Information provided Start Marker
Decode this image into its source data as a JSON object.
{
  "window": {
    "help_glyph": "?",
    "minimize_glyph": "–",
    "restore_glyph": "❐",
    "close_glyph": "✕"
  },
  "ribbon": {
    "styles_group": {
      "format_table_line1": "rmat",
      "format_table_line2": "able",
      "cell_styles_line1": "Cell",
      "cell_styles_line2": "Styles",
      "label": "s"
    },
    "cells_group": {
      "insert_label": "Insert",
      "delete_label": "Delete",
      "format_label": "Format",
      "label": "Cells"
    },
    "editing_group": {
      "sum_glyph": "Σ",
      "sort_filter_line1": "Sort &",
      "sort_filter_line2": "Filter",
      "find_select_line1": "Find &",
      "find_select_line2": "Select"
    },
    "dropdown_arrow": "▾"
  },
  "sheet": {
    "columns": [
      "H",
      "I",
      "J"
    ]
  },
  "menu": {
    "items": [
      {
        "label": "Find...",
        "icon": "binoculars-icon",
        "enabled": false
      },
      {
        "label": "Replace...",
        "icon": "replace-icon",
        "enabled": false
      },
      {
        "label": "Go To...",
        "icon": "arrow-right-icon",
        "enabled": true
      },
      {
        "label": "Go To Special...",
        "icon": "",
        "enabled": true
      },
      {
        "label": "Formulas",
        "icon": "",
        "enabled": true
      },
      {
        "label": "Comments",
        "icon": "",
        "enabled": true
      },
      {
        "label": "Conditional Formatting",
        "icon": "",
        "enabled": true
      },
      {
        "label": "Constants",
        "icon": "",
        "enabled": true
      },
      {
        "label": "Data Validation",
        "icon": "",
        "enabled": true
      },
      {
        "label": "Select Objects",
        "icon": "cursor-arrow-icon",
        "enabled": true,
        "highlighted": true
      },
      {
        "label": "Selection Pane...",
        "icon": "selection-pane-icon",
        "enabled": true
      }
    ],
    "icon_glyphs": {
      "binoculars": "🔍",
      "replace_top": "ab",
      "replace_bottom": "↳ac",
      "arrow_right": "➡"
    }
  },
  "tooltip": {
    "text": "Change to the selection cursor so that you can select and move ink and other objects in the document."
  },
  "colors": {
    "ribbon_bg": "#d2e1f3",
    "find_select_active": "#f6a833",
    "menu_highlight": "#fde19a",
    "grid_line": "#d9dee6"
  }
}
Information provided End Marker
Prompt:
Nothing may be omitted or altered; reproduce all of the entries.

Output below:
Decode this image into its source data as a JSON object.
{
  "window": {
    "help_glyph": "?",
    "minimize_glyph": "–",
    "restore_glyph": "❐",
    "close_glyph": "✕"
  },
  "ribbon": {
    "styles_group": {
      "format_table_line1": "rmat",
      "format_table_line2": "able",
      "cell_styles_line1": "Cell",
      "cell_styles_line2": "Styles",
      "label": "s"
    },
    "cells_group": {
      "insert_label": "Insert",
      "delete_label": "Delete",
      "format_label": "Format",
      "label": "Cells"
    },
    "editing_group": {
      "sum_glyph": "Σ",
      "sort_filter_line1": "Sort &",
      "sort_filter_line2": "Filter",
      "find_select_line1": "Find &",
      "find_select_line2": "Select"
    },
    "dropdown_arrow": "▾"
  },
  "sheet": {
    "columns": [
      "H",
      "I",
      "J"
    ]
  },
  "menu": {
    "items": [
      {
        "label": "Find...",
        "icon": "binoculars-icon",
        "enabled": false
      },
      {
        "label": "Replace...",
        "icon": "replace-icon",
        "enabled": false
      },
      {
        "label": "Go To...",
        "icon": "arrow-right-icon",
        "enabled": true
      },
      {
        "label": "Go To Special...",
        "icon": "",
        "enabled": true
      },
      {
        "label": "Formulas",
        "icon": "",
        "enabled": true
      },
      {
        "label": "Comments",
        "icon": "",
        "enabled": true
      },
      {
        "label": "Conditional Formatting",
        "icon": "",
        "enabled": true
      },
      {
        "label": "Constants",
        "icon": "",
        "enabled": true
      },
      {
        "label": "Data Validation",
        "icon": "",
        "enabled": true
      },
      {
        "label": "Select Objects",
        "icon": "cursor-arrow-icon",
        "enabled": true,
        "highlighted": true
      },
      {
        "label": "Selection Pane...",
        "icon": "selection-pane-icon",
        "enabled": true
      }
    ],
    "icon_glyphs": {
      "binoculars": "🔍",
      "replace_top": "ab",
      "replace_bottom": "↳ac",
      "arrow_right": "➡"
    }
  },
  "tooltip": {
    "text": "Change to the selection cursor so that you can select and move ink and other objects in the document."
  },
  "colors": {
    "ribbon_bg": "#d2e1f3",
    "find_select_active": "#f6a833",
    "menu_highlight": "#fde19a",
    "grid_line": "#d9dee6"
  }
}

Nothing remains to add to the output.